'''

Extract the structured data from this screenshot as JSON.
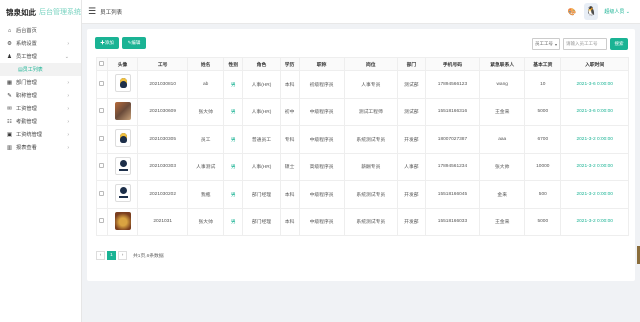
{
  "app": {
    "brand": "锦泉如此",
    "system_name": "后台管理系统"
  },
  "sidebar": {
    "items": [
      {
        "icon": "home-icon",
        "glyph": "⌂",
        "label": "后台首页",
        "arrow": ""
      },
      {
        "icon": "gear-icon",
        "glyph": "⚙",
        "label": "系统设置",
        "arrow": "›"
      },
      {
        "icon": "user-icon",
        "glyph": "♟",
        "label": "员工管理",
        "arrow": "⌄"
      },
      {
        "icon": "list-icon",
        "glyph": "▤",
        "label": "员工列表",
        "arrow": "",
        "sub": true
      },
      {
        "icon": "dept-icon",
        "glyph": "▦",
        "label": "部门管理",
        "arrow": "›"
      },
      {
        "icon": "job-icon",
        "glyph": "✎",
        "label": "职称管理",
        "arrow": "›"
      },
      {
        "icon": "salary-icon",
        "glyph": "✉",
        "label": "工资管理",
        "arrow": "›"
      },
      {
        "icon": "attendance-icon",
        "glyph": "☷",
        "label": "考勤管理",
        "arrow": "›"
      },
      {
        "icon": "contract-icon",
        "glyph": "▣",
        "label": "工资统管理",
        "arrow": "›"
      },
      {
        "icon": "report-icon",
        "glyph": "▥",
        "label": "报表查看",
        "arrow": "›"
      }
    ]
  },
  "header": {
    "breadcrumb": "员工列表",
    "user_name": "超级人员 ⌄"
  },
  "toolbar": {
    "add_label": "✚添加",
    "edit_label": "✎编辑",
    "select_value": "员工工号",
    "search_placeholder": "请输入员工工号",
    "search_label": "搜索"
  },
  "table": {
    "columns": [
      "",
      "头像",
      "工号",
      "姓名",
      "性别",
      "角色",
      "学历",
      "职称",
      "岗位",
      "部门",
      "手机号码",
      "紧急联系人",
      "基本工资",
      "入职时间"
    ],
    "rows": [
      {
        "avatar": "tux",
        "id": "2021030810",
        "name": "ab",
        "gender": "男",
        "role": "人事(HR)",
        "edu": "本科",
        "title": "初级程序员",
        "post": "人事专员",
        "dept": "测试部",
        "phone": "17894566123",
        "contact": "wang",
        "salary": "10",
        "date": "2021-3-6 0:00:00"
      },
      {
        "avatar": "photo1",
        "id": "2021030609",
        "name": "张大帅",
        "gender": "男",
        "role": "人事(HR)",
        "edu": "初中",
        "title": "中级程序员",
        "post": "测试工程师",
        "dept": "测试部",
        "phone": "15518166316",
        "contact": "王金来",
        "salary": "5000",
        "date": "2021-3-6 0:00:00"
      },
      {
        "avatar": "tux",
        "id": "2021030305",
        "name": "员工",
        "gender": "男",
        "role": "普通员工",
        "edu": "专科",
        "title": "中级程序员",
        "post": "系统测试专员",
        "dept": "开发部",
        "phone": "18007027387",
        "contact": "aaa",
        "salary": "6700",
        "date": "2021-3-2 0:00:00"
      },
      {
        "avatar": "logo",
        "id": "2021030303",
        "name": "人事测试",
        "gender": "男",
        "role": "人事(HR)",
        "edu": "硕士",
        "title": "高级程序员",
        "post": "薪酬专员",
        "dept": "人事部",
        "phone": "17894561234",
        "contact": "张大帅",
        "salary": "10000",
        "date": "2021-3-2 0:00:00"
      },
      {
        "avatar": "logo",
        "id": "2021030202",
        "name": "我瓶",
        "gender": "男",
        "role": "部门经理",
        "edu": "本科",
        "title": "中级程序员",
        "post": "系统测试专员",
        "dept": "开发部",
        "phone": "15518166045",
        "contact": "金来",
        "salary": "500",
        "date": "2021-3-2 0:00:00"
      },
      {
        "avatar": "food",
        "id": "2021031",
        "name": "张大帅",
        "gender": "男",
        "role": "部门经理",
        "edu": "本科",
        "title": "中级程序员",
        "post": "系统测试专员",
        "dept": "开发部",
        "phone": "15518166033",
        "contact": "王金来",
        "salary": "5000",
        "date": "2021-3-2 0:00:00"
      }
    ]
  },
  "pager": {
    "prev": "‹",
    "current": "1",
    "next": "›",
    "info": "共1页,6条数据"
  },
  "colors": {
    "accent": "#1ab394"
  }
}
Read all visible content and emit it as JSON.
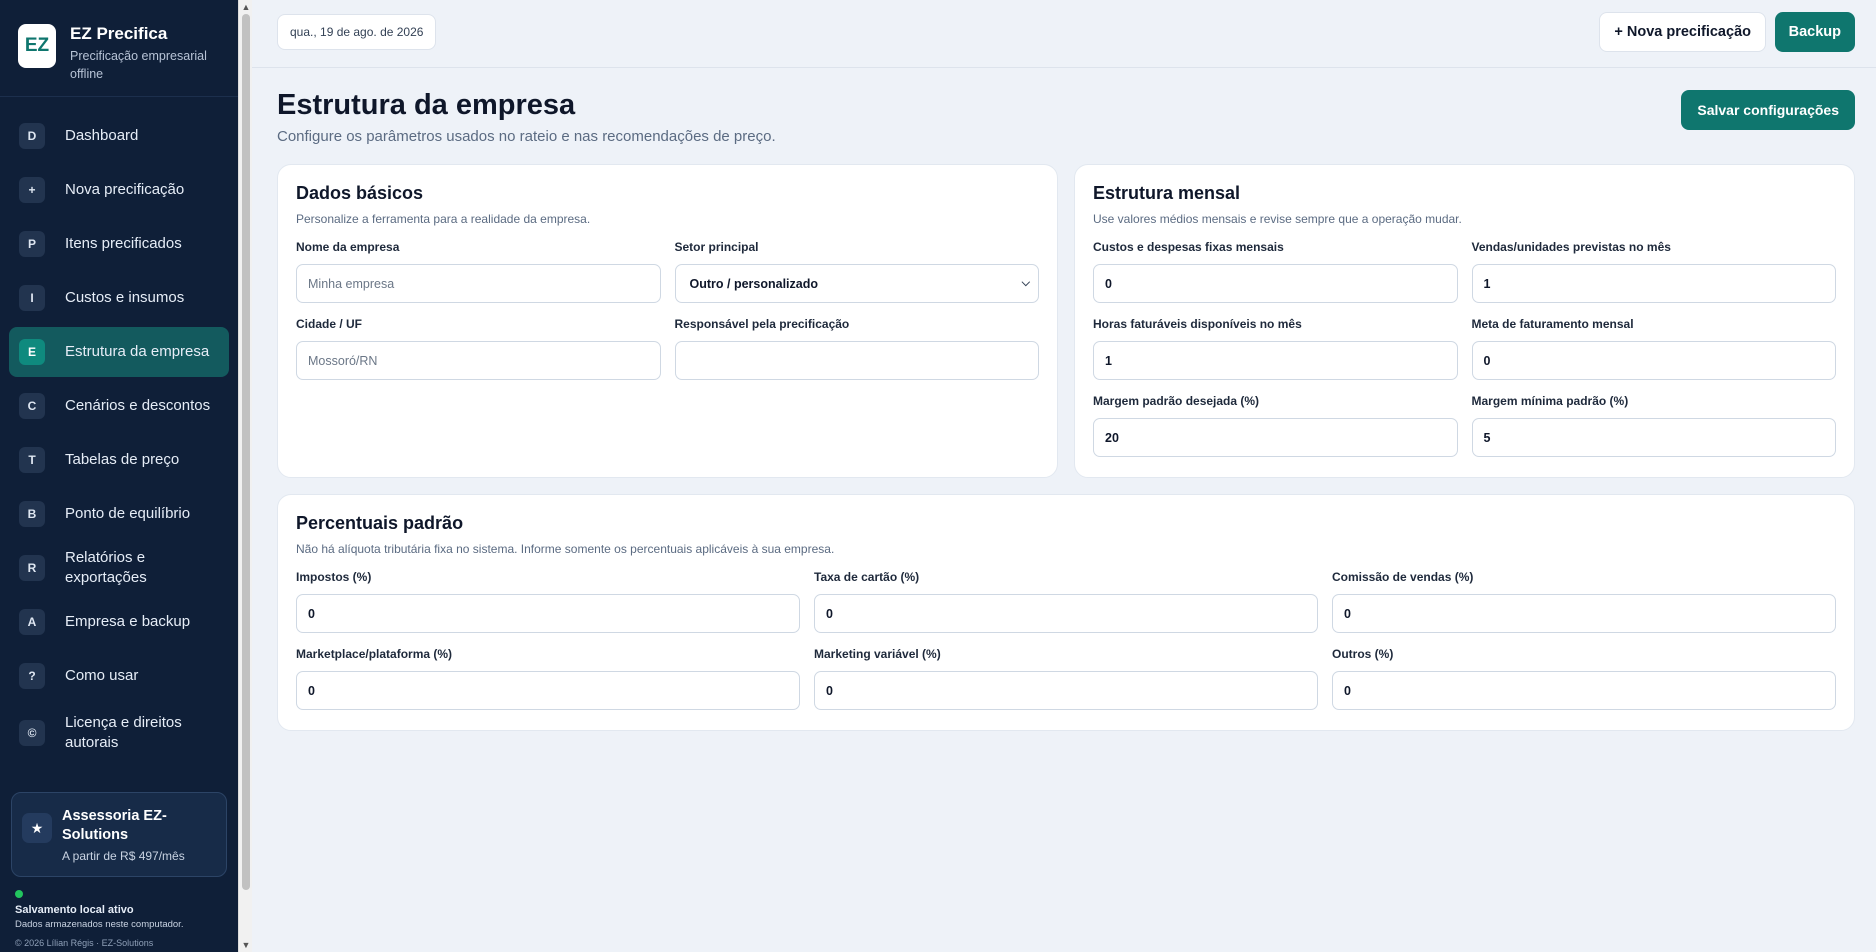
{
  "brand": {
    "logo": "EZ",
    "title": "EZ Precifica",
    "subtitle": "Precificação empresarial offline"
  },
  "nav": [
    {
      "key": "D",
      "label": "Dashboard"
    },
    {
      "key": "+",
      "label": "Nova precificação"
    },
    {
      "key": "P",
      "label": "Itens precificados"
    },
    {
      "key": "I",
      "label": "Custos e insumos"
    },
    {
      "key": "E",
      "label": "Estrutura da empresa",
      "active": true
    },
    {
      "key": "C",
      "label": "Cenários e descontos"
    },
    {
      "key": "T",
      "label": "Tabelas de preço"
    },
    {
      "key": "B",
      "label": "Ponto de equilíbrio"
    },
    {
      "key": "R",
      "label": "Relatórios e exportações"
    },
    {
      "key": "A",
      "label": "Empresa e backup"
    },
    {
      "key": "?",
      "label": "Como usar"
    },
    {
      "key": "©",
      "label": "Licença e direitos autorais"
    }
  ],
  "promo": {
    "icon": "★",
    "title": "Assessoria EZ-Solutions",
    "price": "A partir de R$ 497/mês"
  },
  "status": {
    "title": "Salvamento local ativo",
    "subtitle": "Dados armazenados neste computador.",
    "copyright": "© 2026 Lílian Régis · EZ-Solutions"
  },
  "topbar": {
    "date": "qua., 19 de ago. de 2026",
    "new_button": "+ Nova precificação",
    "backup_button": "Backup"
  },
  "page": {
    "title": "Estrutura da empresa",
    "subtitle": "Configure os parâmetros usados no rateio e nas recomendações de preço.",
    "save_button": "Salvar configurações"
  },
  "basic": {
    "title": "Dados básicos",
    "subtitle": "Personalize a ferramenta para a realidade da empresa.",
    "company_label": "Nome da empresa",
    "company_placeholder": "Minha empresa",
    "sector_label": "Setor principal",
    "sector_value": "Outro / personalizado",
    "city_label": "Cidade / UF",
    "city_placeholder": "Mossoró/RN",
    "responsible_label": "Responsável pela precificação",
    "responsible_value": ""
  },
  "monthly": {
    "title": "Estrutura mensal",
    "subtitle": "Use valores médios mensais e revise sempre que a operação mudar.",
    "fixed_label": "Custos e despesas fixas mensais",
    "fixed_value": "0",
    "sales_label": "Vendas/unidades previstas no mês",
    "sales_value": "1",
    "hours_label": "Horas faturáveis disponíveis no mês",
    "hours_value": "1",
    "revenue_label": "Meta de faturamento mensal",
    "revenue_value": "0",
    "margin_label": "Margem padrão desejada (%)",
    "margin_value": "20",
    "min_margin_label": "Margem mínima padrão (%)",
    "min_margin_value": "5"
  },
  "percent": {
    "title": "Percentuais padrão",
    "subtitle": "Não há alíquota tributária fixa no sistema. Informe somente os percentuais aplicáveis à sua empresa.",
    "taxes_label": "Impostos (%)",
    "taxes_value": "0",
    "card_label": "Taxa de cartão (%)",
    "card_value": "0",
    "commission_label": "Comissão de vendas (%)",
    "commission_value": "0",
    "marketplace_label": "Marketplace/plataforma (%)",
    "marketplace_value": "0",
    "marketing_label": "Marketing variável (%)",
    "marketing_value": "0",
    "others_label": "Outros (%)",
    "others_value": "0"
  }
}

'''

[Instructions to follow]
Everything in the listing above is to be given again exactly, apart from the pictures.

[Output for this task]
Extract the structured data from this screenshot as JSON.
{
  "app": {
    "brand": "锦泉如此",
    "system_name": "后台管理系统"
  },
  "sidebar": {
    "items": [
      {
        "icon": "home-icon",
        "glyph": "⌂",
        "label": "后台首页",
        "arrow": ""
      },
      {
        "icon": "gear-icon",
        "glyph": "⚙",
        "label": "系统设置",
        "arrow": "›"
      },
      {
        "icon": "user-icon",
        "glyph": "♟",
        "label": "员工管理",
        "arrow": "⌄"
      },
      {
        "icon": "list-icon",
        "glyph": "▤",
        "label": "员工列表",
        "arrow": "",
        "sub": true
      },
      {
        "icon": "dept-icon",
        "glyph": "▦",
        "label": "部门管理",
        "arrow": "›"
      },
      {
        "icon": "job-icon",
        "glyph": "✎",
        "label": "职称管理",
        "arrow": "›"
      },
      {
        "icon": "salary-icon",
        "glyph": "✉",
        "label": "工资管理",
        "arrow": "›"
      },
      {
        "icon": "attendance-icon",
        "glyph": "☷",
        "label": "考勤管理",
        "arrow": "›"
      },
      {
        "icon": "contract-icon",
        "glyph": "▣",
        "label": "工资统管理",
        "arrow": "›"
      },
      {
        "icon": "report-icon",
        "glyph": "▥",
        "label": "报表查看",
        "arrow": "›"
      }
    ]
  },
  "header": {
    "breadcrumb": "员工列表",
    "user_name": "超级人员 ⌄"
  },
  "toolbar": {
    "add_label": "✚添加",
    "edit_label": "✎编辑",
    "select_value": "员工工号",
    "search_placeholder": "请输入员工工号",
    "search_label": "搜索"
  },
  "table": {
    "columns": [
      "",
      "头像",
      "工号",
      "姓名",
      "性别",
      "角色",
      "学历",
      "职称",
      "岗位",
      "部门",
      "手机号码",
      "紧急联系人",
      "基本工资",
      "入职时间"
    ],
    "rows": [
      {
        "avatar": "tux",
        "id": "2021030810",
        "name": "ab",
        "gender": "男",
        "role": "人事(HR)",
        "edu": "本科",
        "title": "初级程序员",
        "post": "人事专员",
        "dept": "测试部",
        "phone": "17894566123",
        "contact": "wang",
        "salary": "10",
        "date": "2021-3-6 0:00:00"
      },
      {
        "avatar": "photo1",
        "id": "2021030609",
        "name": "张大帅",
        "gender": "男",
        "role": "人事(HR)",
        "edu": "初中",
        "title": "中级程序员",
        "post": "测试工程师",
        "dept": "测试部",
        "phone": "15518166316",
        "contact": "王金来",
        "salary": "5000",
        "date": "2021-3-6 0:00:00"
      },
      {
        "avatar": "tux",
        "id": "2021030305",
        "name": "员工",
        "gender": "男",
        "role": "普通员工",
        "edu": "专科",
        "title": "中级程序员",
        "post": "系统测试专员",
        "dept": "开发部",
        "phone": "18007027387",
        "contact": "aaa",
        "salary": "6700",
        "date": "2021-3-2 0:00:00"
      },
      {
        "avatar": "logo",
        "id": "2021030303",
        "name": "人事测试",
        "gender": "男",
        "role": "人事(HR)",
        "edu": "硕士",
        "title": "高级程序员",
        "post": "薪酬专员",
        "dept": "人事部",
        "phone": "17894561234",
        "contact": "张大帅",
        "salary": "10000",
        "date": "2021-3-2 0:00:00"
      },
      {
        "avatar": "logo",
        "id": "2021030202",
        "name": "我瓶",
        "gender": "男",
        "role": "部门经理",
        "edu": "本科",
        "title": "中级程序员",
        "post": "系统测试专员",
        "dept": "开发部",
        "phone": "15518166045",
        "contact": "金来",
        "salary": "500",
        "date": "2021-3-2 0:00:00"
      },
      {
        "avatar": "food",
        "id": "2021031",
        "name": "张大帅",
        "gender": "男",
        "role": "部门经理",
        "edu": "本科",
        "title": "中级程序员",
        "post": "系统测试专员",
        "dept": "开发部",
        "phone": "15518166033",
        "contact": "王金来",
        "salary": "5000",
        "date": "2021-3-2 0:00:00"
      }
    ]
  },
  "pager": {
    "prev": "‹",
    "current": "1",
    "next": "›",
    "info": "共1页,6条数据"
  },
  "colors": {
    "accent": "#1ab394"
  }
}
Read all visible content and emit it as JSON.
{
  "brand": {
    "logo": "EZ",
    "title": "EZ Precifica",
    "subtitle": "Precificação empresarial offline"
  },
  "nav": [
    {
      "key": "D",
      "label": "Dashboard"
    },
    {
      "key": "+",
      "label": "Nova precificação"
    },
    {
      "key": "P",
      "label": "Itens precificados"
    },
    {
      "key": "I",
      "label": "Custos e insumos"
    },
    {
      "key": "E",
      "label": "Estrutura da empresa",
      "active": true
    },
    {
      "key": "C",
      "label": "Cenários e descontos"
    },
    {
      "key": "T",
      "label": "Tabelas de preço"
    },
    {
      "key": "B",
      "label": "Ponto de equilíbrio"
    },
    {
      "key": "R",
      "label": "Relatórios e exportações"
    },
    {
      "key": "A",
      "label": "Empresa e backup"
    },
    {
      "key": "?",
      "label": "Como usar"
    },
    {
      "key": "©",
      "label": "Licença e direitos autorais"
    }
  ],
  "promo": {
    "icon": "★",
    "title": "Assessoria EZ-Solutions",
    "price": "A partir de R$ 497/mês"
  },
  "status": {
    "title": "Salvamento local ativo",
    "subtitle": "Dados armazenados neste computador.",
    "copyright": "© 2026 Lílian Régis · EZ-Solutions"
  },
  "topbar": {
    "date": "qua., 19 de ago. de 2026",
    "new_button": "+ Nova precificação",
    "backup_button": "Backup"
  },
  "page": {
    "title": "Estrutura da empresa",
    "subtitle": "Configure os parâmetros usados no rateio e nas recomendações de preço.",
    "save_button": "Salvar configurações"
  },
  "basic": {
    "title": "Dados básicos",
    "subtitle": "Personalize a ferramenta para a realidade da empresa.",
    "company_label": "Nome da empresa",
    "company_placeholder": "Minha empresa",
    "sector_label": "Setor principal",
    "sector_value": "Outro / personalizado",
    "city_label": "Cidade / UF",
    "city_placeholder": "Mossoró/RN",
    "responsible_label": "Responsável pela precificação",
    "responsible_value": ""
  },
  "monthly": {
    "title": "Estrutura mensal",
    "subtitle": "Use valores médios mensais e revise sempre que a operação mudar.",
    "fixed_label": "Custos e despesas fixas mensais",
    "fixed_value": "0",
    "sales_label": "Vendas/unidades previstas no mês",
    "sales_value": "1",
    "hours_label": "Horas faturáveis disponíveis no mês",
    "hours_value": "1",
    "revenue_label": "Meta de faturamento mensal",
    "revenue_value": "0",
    "margin_label": "Margem padrão desejada (%)",
    "margin_value": "20",
    "min_margin_label": "Margem mínima padrão (%)",
    "min_margin_value": "5"
  },
  "percent": {
    "title": "Percentuais padrão",
    "subtitle": "Não há alíquota tributária fixa no sistema. Informe somente os percentuais aplicáveis à sua empresa.",
    "taxes_label": "Impostos (%)",
    "taxes_value": "0",
    "card_label": "Taxa de cartão (%)",
    "card_value": "0",
    "commission_label": "Comissão de vendas (%)",
    "commission_value": "0",
    "marketplace_label": "Marketplace/plataforma (%)",
    "marketplace_value": "0",
    "marketing_label": "Marketing variável (%)",
    "marketing_value": "0",
    "others_label": "Outros (%)",
    "others_value": "0"
  }
}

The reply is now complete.